I have been wondering: how does attendance affect hitting performance?
By now we've grown used to seeing guys hit poorly once we acquire them, and seemingly hit well once they leave. Recall 2009: Matt Holliday performs okay-but-not-to-his-standards for us, then tears it up for St. Louis. Jason Giambi looked like he was completely washed up; but since then, even after adjusting for the Coors effect, is still doing all right for his age.
How much of this can be attributed causally to low attendance and lack of atmosphere at the Coliseum? Continued after the jump
Lest I give you false hope, I have not had time to carry out my own statistical analysis of this issue. So I don't know the answer to the question. But I will comment on a few things that perhaps can inspire someone else to do so.

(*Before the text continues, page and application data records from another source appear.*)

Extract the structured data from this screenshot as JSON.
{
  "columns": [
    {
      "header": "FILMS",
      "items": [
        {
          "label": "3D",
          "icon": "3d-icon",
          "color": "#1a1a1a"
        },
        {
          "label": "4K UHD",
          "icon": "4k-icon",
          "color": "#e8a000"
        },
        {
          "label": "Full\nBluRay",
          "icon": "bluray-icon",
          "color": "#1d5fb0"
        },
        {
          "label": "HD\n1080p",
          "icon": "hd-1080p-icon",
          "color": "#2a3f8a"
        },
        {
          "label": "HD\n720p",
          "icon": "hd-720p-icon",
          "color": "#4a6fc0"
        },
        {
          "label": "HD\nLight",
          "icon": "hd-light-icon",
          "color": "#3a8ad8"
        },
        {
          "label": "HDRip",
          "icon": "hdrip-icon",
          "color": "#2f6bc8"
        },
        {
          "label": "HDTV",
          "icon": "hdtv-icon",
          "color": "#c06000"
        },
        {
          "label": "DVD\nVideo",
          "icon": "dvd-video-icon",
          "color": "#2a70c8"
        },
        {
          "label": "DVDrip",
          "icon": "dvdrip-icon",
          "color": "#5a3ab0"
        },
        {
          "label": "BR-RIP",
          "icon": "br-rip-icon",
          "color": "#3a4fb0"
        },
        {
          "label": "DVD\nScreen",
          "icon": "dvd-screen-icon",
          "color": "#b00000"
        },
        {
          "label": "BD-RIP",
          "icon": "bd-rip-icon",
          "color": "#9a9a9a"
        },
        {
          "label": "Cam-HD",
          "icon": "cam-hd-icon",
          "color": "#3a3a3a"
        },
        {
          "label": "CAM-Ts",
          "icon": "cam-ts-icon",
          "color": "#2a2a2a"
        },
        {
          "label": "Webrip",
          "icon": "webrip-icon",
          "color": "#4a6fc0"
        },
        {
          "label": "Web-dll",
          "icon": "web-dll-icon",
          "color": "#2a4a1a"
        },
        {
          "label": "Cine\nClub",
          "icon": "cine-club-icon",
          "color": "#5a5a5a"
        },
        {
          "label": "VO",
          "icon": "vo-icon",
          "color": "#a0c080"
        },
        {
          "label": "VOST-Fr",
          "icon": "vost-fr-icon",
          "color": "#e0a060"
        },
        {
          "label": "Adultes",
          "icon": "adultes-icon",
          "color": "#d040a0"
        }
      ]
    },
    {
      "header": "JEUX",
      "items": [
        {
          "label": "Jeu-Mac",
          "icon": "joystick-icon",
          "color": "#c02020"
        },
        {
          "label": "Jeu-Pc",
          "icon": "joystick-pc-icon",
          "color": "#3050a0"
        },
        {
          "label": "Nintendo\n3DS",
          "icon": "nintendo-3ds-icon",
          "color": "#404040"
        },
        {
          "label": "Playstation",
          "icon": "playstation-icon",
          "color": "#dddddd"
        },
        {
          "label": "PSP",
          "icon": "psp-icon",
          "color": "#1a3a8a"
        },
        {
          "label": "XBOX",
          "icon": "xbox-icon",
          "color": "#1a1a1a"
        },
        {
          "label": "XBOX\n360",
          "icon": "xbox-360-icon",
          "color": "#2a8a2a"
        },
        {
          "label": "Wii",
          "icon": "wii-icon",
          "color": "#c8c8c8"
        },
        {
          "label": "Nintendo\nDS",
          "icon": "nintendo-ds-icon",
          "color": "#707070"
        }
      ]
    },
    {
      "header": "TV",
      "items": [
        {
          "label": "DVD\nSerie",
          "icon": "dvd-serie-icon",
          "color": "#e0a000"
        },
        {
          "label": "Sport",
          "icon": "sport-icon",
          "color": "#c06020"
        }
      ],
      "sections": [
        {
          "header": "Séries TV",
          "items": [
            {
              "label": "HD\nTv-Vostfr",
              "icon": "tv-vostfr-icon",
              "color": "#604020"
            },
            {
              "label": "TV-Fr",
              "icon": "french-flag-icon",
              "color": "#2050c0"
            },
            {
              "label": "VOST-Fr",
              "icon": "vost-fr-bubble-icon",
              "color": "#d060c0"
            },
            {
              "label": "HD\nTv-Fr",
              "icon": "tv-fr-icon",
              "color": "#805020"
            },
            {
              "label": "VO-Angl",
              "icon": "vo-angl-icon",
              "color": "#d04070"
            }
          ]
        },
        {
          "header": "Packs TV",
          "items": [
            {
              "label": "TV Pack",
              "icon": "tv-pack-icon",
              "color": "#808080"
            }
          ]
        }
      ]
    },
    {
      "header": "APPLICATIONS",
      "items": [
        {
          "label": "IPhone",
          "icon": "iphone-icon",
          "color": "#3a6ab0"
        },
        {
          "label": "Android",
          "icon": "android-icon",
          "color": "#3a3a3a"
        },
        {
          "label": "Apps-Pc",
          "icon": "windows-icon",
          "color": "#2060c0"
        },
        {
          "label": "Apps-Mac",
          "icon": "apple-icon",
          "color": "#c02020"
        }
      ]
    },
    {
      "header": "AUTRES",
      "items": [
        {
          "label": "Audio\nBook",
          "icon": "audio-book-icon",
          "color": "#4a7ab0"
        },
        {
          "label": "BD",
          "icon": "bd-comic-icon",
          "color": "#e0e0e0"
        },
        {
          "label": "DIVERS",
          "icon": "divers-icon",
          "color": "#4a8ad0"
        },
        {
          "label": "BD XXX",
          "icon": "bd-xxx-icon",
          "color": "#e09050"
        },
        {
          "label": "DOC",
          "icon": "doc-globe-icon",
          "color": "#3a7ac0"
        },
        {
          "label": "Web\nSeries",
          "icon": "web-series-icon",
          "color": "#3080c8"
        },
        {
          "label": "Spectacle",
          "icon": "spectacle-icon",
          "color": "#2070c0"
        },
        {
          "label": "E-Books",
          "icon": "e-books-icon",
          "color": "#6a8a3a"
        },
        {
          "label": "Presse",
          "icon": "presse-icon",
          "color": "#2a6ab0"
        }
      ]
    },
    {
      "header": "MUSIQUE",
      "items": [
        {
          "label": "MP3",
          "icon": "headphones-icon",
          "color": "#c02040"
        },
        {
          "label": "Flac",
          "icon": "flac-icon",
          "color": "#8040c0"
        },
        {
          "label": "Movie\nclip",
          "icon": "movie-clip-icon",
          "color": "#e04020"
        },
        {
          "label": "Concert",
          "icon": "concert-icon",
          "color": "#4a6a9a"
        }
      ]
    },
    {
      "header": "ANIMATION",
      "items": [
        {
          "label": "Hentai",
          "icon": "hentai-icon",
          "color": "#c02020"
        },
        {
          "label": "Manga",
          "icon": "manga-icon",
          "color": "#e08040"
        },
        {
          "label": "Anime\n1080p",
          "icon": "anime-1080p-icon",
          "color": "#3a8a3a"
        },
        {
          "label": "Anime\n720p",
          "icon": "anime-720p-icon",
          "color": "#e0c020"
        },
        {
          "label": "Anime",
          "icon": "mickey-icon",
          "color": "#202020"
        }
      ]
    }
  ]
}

My hypothesis is that: even though the Coliseum is a pitcher's park, at least part of its run-suppressing effect lately is due to sparse crowds and lack of buzz at games. I think this would hurt both teams' hitting, since players just wouldn't feel amped for the game. I even suspect that this hurts the A's more than visitors, since they see it (demoralizingly) day in and day out - though not to the extent of eliminating home field advantage.
Econometrically, it takes some care to discern the causal effect. Simple park factor stats lump together the objective pitcher-friendliness of the park and the "lack of buzz" effect. And we can't simply compare high-attendance games vs. low-attendance games either, since certain teams systematically outdraw others (think Yankees vs. Marlins), and that introduces other factors. Ideally, we would need a controlled experiment where we change nothing else about a game except the attendance, and see how that affects hitting performance. That is, "Marlins with small crowd" vs. "Marlins with big crowd"; "Yankees with small crowd" vs. "Yankees with big crowd."
EDIT: Thanks to those bloggers who have taken an initial look at the stats. A simple correlation between hitting and attendance is a place to start, though unfortunately not fully informative, since it can't distinguish the direction of causation (better hitting --> higher attendance or vice versa). mendelbob's observation that the year-to-year correlation is stronger than the in-season correlation shows the not-too-surprising effect that fans respond to winning. Now the key question is how much of the in-season correlation is a causal result, and not just "in-season" fan response to team success.
In a perfect world, there are a million and one things to control for. But possibly there is a creative and simple way (insrumental variable, anyone?) to answer the question in "mostly" sound technique. Anyone feel up to the task?